Work required
The lines to copy are those in the listing that hold the word "istek".
···
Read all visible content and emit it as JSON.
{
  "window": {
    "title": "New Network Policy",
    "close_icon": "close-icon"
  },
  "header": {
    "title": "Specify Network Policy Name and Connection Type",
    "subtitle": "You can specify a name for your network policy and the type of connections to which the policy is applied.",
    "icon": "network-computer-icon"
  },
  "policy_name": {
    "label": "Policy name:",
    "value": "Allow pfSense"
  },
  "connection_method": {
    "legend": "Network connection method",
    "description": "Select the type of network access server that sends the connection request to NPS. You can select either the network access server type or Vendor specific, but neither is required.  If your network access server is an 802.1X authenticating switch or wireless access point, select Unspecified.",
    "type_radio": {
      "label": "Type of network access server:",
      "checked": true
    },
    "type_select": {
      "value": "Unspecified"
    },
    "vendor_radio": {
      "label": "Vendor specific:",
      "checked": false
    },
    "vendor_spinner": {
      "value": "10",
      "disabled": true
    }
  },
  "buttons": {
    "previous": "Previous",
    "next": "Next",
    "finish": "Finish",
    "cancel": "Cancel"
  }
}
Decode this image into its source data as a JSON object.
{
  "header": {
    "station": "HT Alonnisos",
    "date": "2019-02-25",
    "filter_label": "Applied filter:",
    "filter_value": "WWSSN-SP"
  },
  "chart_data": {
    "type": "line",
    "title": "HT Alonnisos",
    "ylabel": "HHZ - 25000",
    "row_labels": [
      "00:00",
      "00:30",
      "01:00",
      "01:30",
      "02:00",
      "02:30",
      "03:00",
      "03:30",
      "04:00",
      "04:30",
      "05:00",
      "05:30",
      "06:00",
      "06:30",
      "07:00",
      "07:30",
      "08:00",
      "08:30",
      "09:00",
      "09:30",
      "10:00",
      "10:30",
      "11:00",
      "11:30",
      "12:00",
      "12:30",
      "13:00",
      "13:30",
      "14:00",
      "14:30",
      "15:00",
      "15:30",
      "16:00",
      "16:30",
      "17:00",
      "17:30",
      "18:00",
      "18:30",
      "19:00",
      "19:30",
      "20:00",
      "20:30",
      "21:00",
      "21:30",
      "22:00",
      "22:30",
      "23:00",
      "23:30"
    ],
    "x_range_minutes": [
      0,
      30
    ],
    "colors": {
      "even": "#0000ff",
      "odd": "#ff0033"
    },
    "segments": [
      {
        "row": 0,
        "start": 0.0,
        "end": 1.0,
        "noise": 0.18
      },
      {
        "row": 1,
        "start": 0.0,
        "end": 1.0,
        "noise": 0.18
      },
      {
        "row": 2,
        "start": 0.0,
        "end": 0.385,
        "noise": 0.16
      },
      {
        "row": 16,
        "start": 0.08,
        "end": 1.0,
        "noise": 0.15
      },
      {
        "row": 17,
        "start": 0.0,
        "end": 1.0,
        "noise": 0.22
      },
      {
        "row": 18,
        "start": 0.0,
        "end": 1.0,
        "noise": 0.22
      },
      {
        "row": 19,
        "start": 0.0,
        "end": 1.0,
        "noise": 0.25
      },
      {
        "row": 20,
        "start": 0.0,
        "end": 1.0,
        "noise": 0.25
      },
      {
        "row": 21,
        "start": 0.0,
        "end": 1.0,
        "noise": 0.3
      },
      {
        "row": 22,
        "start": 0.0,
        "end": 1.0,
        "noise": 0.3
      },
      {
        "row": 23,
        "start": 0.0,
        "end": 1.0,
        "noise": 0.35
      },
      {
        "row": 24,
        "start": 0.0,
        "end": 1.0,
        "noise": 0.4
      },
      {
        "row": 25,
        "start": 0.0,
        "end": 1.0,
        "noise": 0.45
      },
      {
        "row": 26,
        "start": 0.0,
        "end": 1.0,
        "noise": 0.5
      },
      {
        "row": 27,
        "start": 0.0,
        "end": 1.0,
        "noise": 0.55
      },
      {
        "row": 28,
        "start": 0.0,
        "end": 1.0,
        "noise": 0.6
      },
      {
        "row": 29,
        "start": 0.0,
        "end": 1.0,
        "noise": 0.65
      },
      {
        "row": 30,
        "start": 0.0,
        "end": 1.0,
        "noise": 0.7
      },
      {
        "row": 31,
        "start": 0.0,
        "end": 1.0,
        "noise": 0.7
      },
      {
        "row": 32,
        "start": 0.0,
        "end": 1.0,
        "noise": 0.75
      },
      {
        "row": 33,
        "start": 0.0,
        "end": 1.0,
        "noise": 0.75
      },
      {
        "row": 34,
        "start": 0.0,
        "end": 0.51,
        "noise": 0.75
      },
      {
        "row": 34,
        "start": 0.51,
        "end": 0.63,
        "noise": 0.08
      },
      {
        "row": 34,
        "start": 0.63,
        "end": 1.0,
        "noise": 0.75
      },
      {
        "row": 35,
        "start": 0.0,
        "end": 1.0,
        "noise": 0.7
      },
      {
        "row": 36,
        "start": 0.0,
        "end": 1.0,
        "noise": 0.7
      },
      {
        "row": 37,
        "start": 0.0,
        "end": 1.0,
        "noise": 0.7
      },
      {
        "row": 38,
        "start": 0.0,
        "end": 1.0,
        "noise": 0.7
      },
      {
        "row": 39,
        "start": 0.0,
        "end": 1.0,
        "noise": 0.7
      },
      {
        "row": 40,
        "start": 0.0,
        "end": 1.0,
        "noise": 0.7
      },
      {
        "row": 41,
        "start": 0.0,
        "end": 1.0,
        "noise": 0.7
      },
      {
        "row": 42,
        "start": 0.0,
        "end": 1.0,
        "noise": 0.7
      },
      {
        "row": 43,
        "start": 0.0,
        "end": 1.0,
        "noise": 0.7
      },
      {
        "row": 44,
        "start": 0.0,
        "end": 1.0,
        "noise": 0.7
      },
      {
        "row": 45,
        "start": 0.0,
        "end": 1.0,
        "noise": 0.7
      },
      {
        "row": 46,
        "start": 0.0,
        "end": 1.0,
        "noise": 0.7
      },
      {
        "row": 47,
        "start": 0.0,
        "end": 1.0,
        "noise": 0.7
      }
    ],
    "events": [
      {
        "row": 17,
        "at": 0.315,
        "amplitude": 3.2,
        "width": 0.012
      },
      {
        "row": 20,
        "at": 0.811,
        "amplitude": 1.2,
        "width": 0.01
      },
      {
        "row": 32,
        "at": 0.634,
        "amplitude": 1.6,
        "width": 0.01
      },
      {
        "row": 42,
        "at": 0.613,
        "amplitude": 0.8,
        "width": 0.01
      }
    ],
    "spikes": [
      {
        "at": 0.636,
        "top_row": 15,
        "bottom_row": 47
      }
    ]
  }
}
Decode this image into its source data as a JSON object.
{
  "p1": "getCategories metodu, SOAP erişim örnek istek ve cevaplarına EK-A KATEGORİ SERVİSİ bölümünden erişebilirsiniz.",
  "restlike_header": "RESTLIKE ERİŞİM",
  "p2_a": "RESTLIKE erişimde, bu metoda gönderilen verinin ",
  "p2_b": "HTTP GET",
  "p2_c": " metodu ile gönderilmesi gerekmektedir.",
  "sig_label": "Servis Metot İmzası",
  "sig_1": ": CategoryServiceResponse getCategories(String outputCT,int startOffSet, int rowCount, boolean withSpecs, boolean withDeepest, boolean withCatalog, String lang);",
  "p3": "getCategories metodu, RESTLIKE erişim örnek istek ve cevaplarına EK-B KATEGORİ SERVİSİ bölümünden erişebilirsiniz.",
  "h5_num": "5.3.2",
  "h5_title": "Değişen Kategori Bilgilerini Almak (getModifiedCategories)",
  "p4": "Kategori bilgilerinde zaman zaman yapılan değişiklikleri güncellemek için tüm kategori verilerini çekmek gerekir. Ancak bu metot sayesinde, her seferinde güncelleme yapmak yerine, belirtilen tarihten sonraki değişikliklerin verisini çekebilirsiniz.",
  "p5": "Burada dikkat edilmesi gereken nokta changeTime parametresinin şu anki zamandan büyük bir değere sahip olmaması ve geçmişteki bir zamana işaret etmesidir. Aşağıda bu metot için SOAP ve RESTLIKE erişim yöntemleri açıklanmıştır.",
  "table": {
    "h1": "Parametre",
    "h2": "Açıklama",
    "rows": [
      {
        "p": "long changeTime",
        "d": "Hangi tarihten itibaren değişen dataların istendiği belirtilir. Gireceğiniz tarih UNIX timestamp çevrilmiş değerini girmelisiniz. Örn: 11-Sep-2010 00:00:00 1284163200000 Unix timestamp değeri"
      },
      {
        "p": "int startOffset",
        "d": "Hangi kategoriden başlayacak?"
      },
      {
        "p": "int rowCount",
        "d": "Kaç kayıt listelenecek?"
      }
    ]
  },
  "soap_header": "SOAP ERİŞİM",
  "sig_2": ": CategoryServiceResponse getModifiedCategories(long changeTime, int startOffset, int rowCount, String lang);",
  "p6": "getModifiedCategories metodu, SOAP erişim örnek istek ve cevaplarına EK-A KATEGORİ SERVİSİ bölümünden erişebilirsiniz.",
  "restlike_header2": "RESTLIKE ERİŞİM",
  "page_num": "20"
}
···
Response box
  "p1": "getCategories metodu, SOAP erişim örnek istek ve cevaplarına EK-A KATEGORİ SERVİSİ bölümünden erişebilirsiniz.",
  "p3": "getCategories metodu, RESTLIKE erişim örnek istek ve cevaplarına EK-B KATEGORİ SERVİSİ bölümünden erişebilirsiniz.",
  "p6": "getModifiedCategories metodu, SOAP erişim örnek istek ve cevaplarına EK-A KATEGORİ SERVİSİ bölümünden erişebilirsiniz.",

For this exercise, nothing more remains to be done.